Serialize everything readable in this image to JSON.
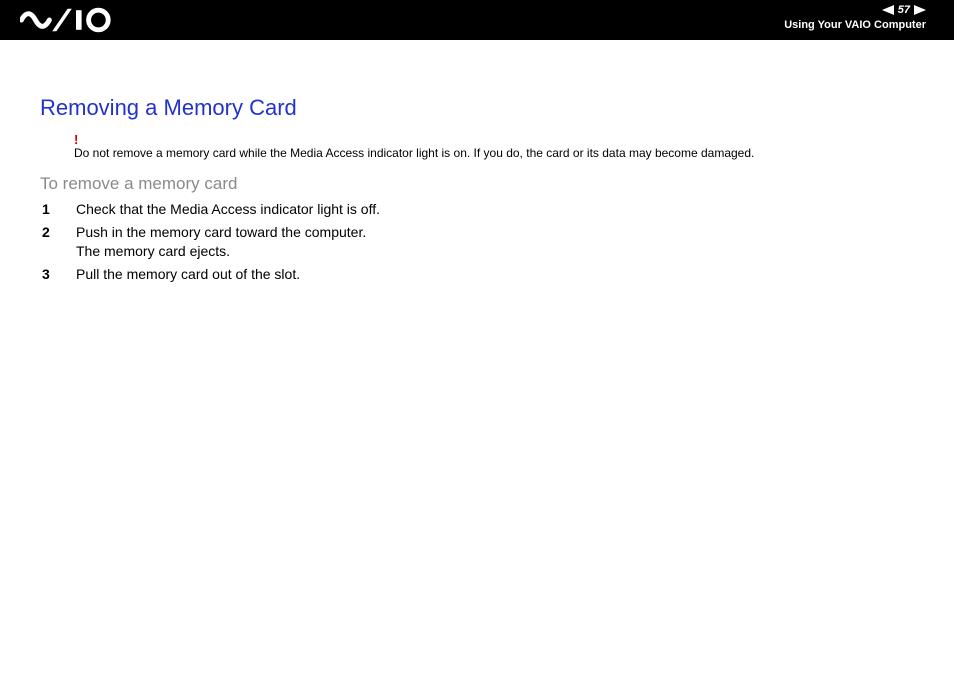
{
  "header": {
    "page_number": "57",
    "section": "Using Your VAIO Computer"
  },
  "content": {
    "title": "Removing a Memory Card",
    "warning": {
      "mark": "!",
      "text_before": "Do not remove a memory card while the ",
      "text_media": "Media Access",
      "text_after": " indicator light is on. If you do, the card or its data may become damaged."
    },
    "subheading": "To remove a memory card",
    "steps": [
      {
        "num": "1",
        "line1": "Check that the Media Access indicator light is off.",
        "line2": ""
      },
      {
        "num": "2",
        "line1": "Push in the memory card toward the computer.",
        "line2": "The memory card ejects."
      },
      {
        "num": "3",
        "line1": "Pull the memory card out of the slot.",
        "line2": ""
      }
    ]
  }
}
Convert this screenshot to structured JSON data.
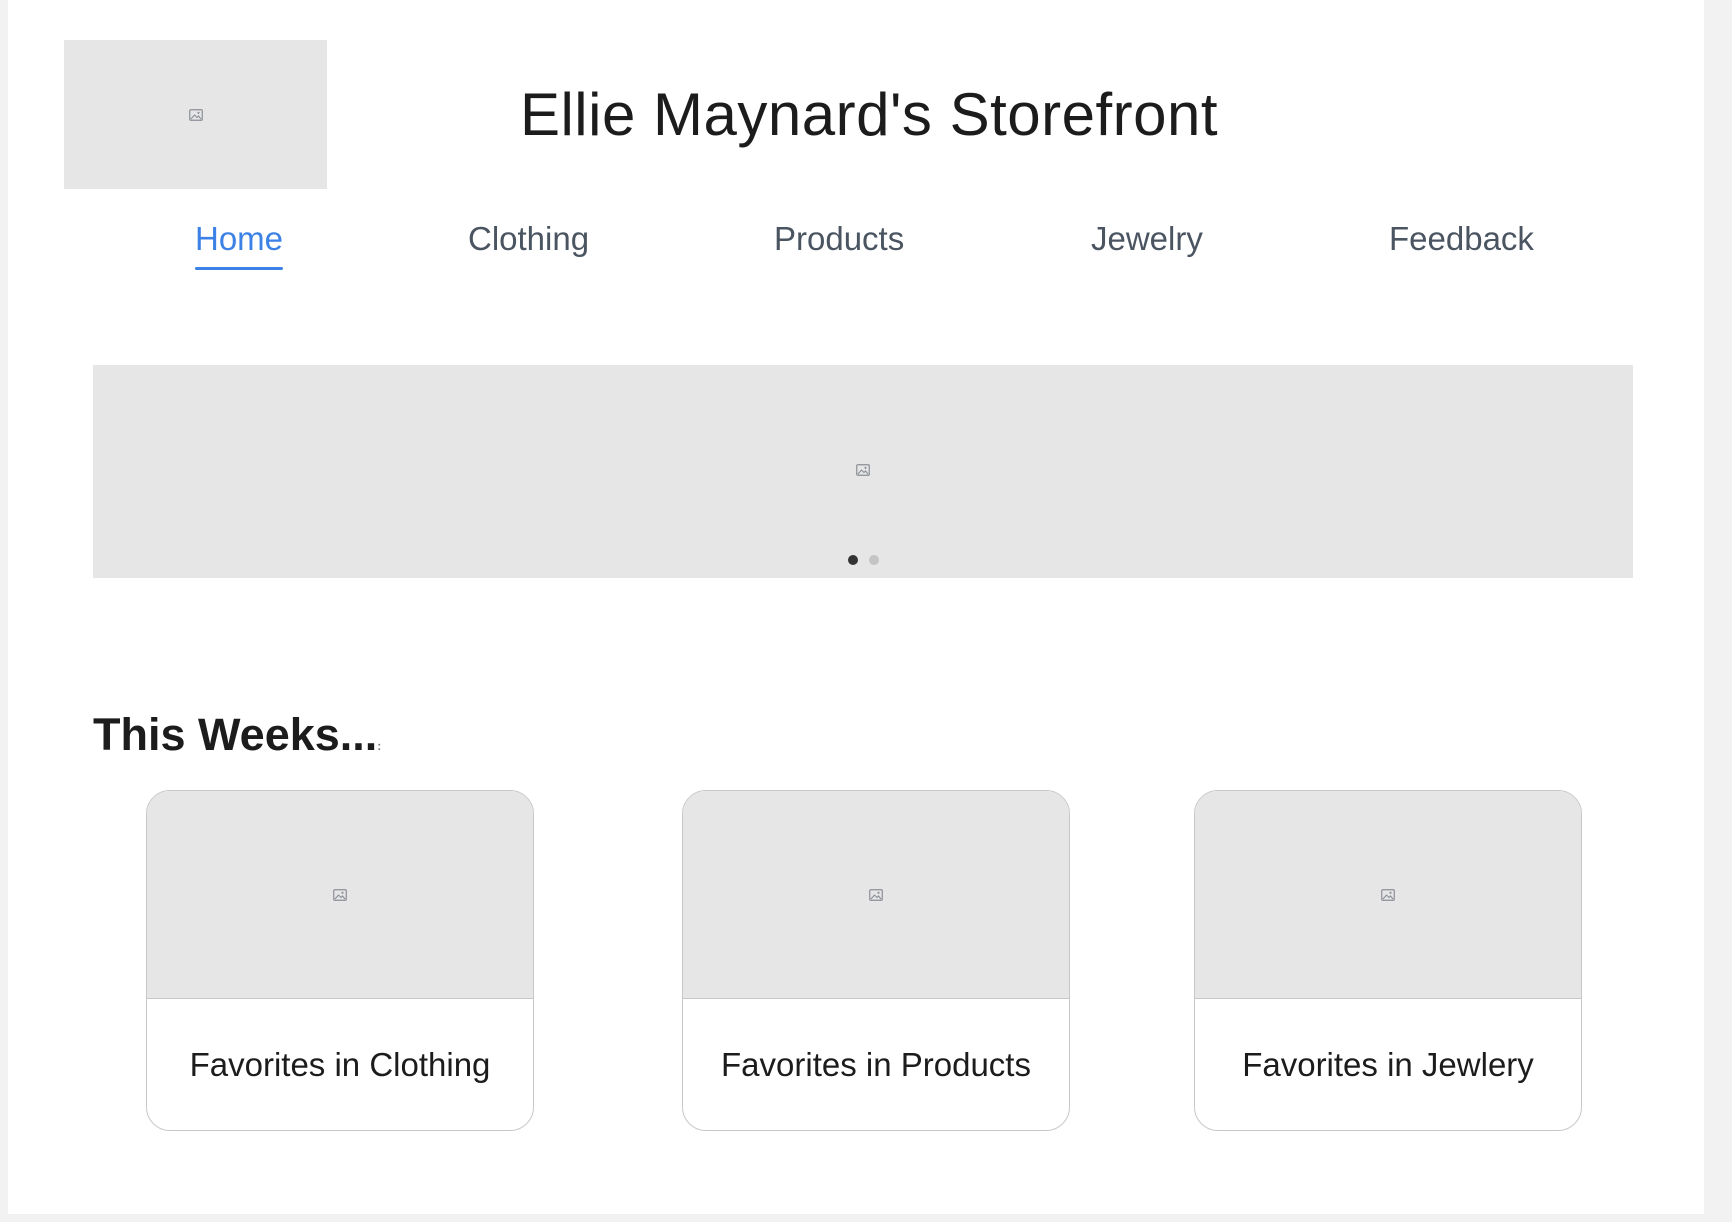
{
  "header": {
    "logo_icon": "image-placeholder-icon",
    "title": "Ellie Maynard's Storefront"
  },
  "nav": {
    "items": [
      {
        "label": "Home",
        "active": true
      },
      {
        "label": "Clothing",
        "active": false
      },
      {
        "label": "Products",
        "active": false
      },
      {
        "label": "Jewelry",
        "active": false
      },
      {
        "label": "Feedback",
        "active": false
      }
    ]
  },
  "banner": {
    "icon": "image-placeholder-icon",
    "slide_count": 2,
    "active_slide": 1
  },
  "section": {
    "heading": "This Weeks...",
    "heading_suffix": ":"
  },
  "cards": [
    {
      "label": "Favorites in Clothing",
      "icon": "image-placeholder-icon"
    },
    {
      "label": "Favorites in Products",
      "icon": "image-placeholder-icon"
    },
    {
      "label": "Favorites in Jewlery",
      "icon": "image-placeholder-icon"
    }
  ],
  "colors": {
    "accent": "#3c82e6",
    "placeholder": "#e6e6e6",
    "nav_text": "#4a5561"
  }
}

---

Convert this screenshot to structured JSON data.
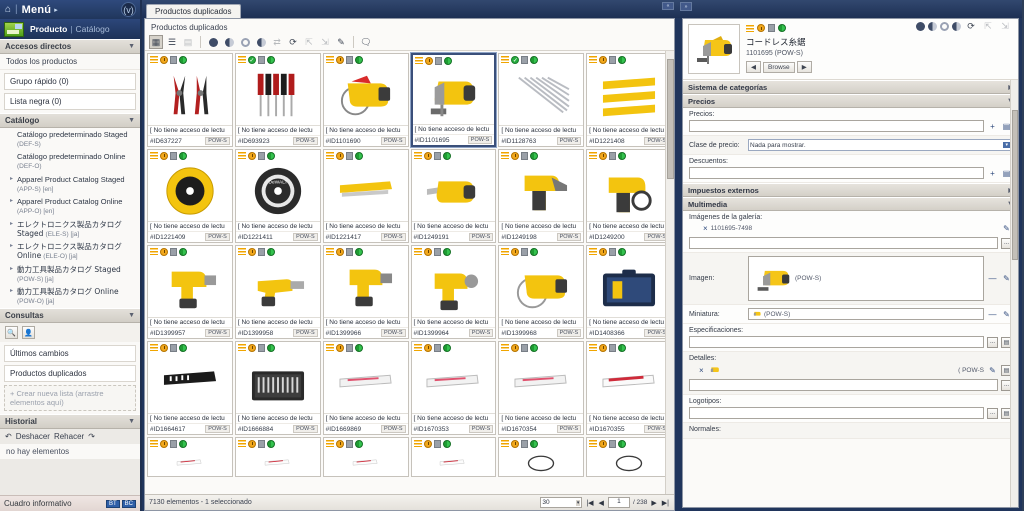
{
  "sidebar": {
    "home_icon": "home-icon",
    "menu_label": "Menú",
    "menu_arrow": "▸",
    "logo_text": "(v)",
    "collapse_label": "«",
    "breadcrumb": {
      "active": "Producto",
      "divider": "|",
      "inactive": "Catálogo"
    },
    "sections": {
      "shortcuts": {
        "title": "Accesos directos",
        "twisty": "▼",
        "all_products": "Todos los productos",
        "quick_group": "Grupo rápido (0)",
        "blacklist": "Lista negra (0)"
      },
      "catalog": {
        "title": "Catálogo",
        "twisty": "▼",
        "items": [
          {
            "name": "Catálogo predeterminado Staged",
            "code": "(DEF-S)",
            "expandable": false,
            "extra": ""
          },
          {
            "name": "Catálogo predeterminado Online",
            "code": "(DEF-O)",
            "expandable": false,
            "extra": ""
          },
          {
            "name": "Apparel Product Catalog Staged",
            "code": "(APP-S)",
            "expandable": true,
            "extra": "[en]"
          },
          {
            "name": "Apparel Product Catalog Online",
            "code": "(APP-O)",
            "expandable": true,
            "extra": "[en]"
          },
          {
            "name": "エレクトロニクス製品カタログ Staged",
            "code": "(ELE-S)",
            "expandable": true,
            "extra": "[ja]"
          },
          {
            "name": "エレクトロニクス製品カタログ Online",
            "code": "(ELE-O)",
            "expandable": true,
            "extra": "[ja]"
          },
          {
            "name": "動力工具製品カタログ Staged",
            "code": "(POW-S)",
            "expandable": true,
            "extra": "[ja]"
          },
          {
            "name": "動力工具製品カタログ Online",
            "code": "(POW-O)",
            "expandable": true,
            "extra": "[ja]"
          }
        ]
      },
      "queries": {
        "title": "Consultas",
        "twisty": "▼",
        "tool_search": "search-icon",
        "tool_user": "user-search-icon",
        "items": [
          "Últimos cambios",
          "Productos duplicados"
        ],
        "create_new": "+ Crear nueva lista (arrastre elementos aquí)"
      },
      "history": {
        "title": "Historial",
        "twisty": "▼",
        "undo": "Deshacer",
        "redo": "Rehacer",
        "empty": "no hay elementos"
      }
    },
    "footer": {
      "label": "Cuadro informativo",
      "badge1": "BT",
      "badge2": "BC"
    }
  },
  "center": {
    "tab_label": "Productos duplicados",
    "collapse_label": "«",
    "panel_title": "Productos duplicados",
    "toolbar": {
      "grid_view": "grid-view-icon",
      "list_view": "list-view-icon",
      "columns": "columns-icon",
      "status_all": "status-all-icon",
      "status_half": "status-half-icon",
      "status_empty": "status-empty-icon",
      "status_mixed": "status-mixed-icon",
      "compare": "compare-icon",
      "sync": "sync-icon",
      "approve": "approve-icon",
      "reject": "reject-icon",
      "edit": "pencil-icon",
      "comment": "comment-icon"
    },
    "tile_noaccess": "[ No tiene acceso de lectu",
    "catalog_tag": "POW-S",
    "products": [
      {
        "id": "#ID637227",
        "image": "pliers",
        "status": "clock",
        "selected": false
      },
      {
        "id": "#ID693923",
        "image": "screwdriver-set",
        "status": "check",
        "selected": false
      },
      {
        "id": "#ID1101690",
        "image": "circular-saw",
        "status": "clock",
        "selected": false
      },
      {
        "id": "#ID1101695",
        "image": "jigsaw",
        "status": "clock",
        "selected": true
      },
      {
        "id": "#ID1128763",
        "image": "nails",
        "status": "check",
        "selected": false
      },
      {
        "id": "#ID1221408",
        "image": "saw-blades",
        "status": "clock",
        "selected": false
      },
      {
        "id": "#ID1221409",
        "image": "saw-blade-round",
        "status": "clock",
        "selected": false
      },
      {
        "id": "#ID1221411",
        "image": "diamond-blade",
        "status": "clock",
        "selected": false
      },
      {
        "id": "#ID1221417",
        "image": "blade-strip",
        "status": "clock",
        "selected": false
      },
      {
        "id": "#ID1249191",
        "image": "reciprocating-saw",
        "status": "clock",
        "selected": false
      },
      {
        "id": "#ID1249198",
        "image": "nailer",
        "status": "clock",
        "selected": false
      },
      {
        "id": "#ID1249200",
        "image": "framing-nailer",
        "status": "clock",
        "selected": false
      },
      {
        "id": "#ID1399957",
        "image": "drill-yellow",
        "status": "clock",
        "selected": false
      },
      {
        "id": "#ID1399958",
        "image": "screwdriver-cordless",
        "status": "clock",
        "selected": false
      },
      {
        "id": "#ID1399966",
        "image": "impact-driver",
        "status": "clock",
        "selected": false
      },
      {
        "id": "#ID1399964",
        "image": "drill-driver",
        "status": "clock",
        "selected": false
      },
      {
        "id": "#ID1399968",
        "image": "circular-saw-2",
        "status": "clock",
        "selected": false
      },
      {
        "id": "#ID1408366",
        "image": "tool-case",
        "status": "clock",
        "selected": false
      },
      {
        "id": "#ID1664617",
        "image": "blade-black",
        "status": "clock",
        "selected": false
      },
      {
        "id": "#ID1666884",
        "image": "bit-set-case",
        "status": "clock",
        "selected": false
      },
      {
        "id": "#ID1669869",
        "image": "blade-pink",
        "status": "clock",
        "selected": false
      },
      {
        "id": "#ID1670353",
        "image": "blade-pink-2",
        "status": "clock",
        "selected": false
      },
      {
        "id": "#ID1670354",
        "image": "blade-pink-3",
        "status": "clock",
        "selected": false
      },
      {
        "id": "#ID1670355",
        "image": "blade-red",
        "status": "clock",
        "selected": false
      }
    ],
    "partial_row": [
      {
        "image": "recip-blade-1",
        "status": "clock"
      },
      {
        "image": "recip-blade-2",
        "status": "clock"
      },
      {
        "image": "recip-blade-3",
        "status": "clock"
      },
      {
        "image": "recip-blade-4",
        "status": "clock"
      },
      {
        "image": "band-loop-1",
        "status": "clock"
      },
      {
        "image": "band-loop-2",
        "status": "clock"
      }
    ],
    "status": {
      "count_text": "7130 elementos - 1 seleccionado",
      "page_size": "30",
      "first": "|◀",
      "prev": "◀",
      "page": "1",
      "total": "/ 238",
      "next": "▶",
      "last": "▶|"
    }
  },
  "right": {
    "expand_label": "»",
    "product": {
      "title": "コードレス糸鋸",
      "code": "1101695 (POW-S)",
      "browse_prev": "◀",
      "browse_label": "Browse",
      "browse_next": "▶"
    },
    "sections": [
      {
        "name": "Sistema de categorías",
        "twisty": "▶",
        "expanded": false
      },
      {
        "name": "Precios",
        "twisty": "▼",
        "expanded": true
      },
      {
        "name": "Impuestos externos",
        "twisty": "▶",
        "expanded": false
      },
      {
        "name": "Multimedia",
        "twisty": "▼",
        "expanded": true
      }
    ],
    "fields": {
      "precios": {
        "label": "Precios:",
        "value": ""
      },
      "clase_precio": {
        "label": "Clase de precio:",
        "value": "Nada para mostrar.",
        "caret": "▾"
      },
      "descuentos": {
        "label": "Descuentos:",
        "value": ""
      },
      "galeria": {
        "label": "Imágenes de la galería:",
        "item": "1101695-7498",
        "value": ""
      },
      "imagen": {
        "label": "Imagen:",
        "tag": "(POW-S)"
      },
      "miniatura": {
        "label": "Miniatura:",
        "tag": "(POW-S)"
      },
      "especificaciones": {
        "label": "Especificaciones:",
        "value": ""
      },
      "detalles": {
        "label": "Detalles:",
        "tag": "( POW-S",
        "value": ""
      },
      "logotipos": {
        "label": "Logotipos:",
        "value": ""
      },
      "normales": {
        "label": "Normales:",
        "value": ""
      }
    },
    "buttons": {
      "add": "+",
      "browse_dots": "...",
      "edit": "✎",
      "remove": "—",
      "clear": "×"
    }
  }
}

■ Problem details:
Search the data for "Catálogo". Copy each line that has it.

■ Finished exercise:
      "inactive": "Catálogo"
        "title": "Catálogo",
            "name": "Catálogo predeterminado Staged",
            "name": "Catálogo predeterminado Online",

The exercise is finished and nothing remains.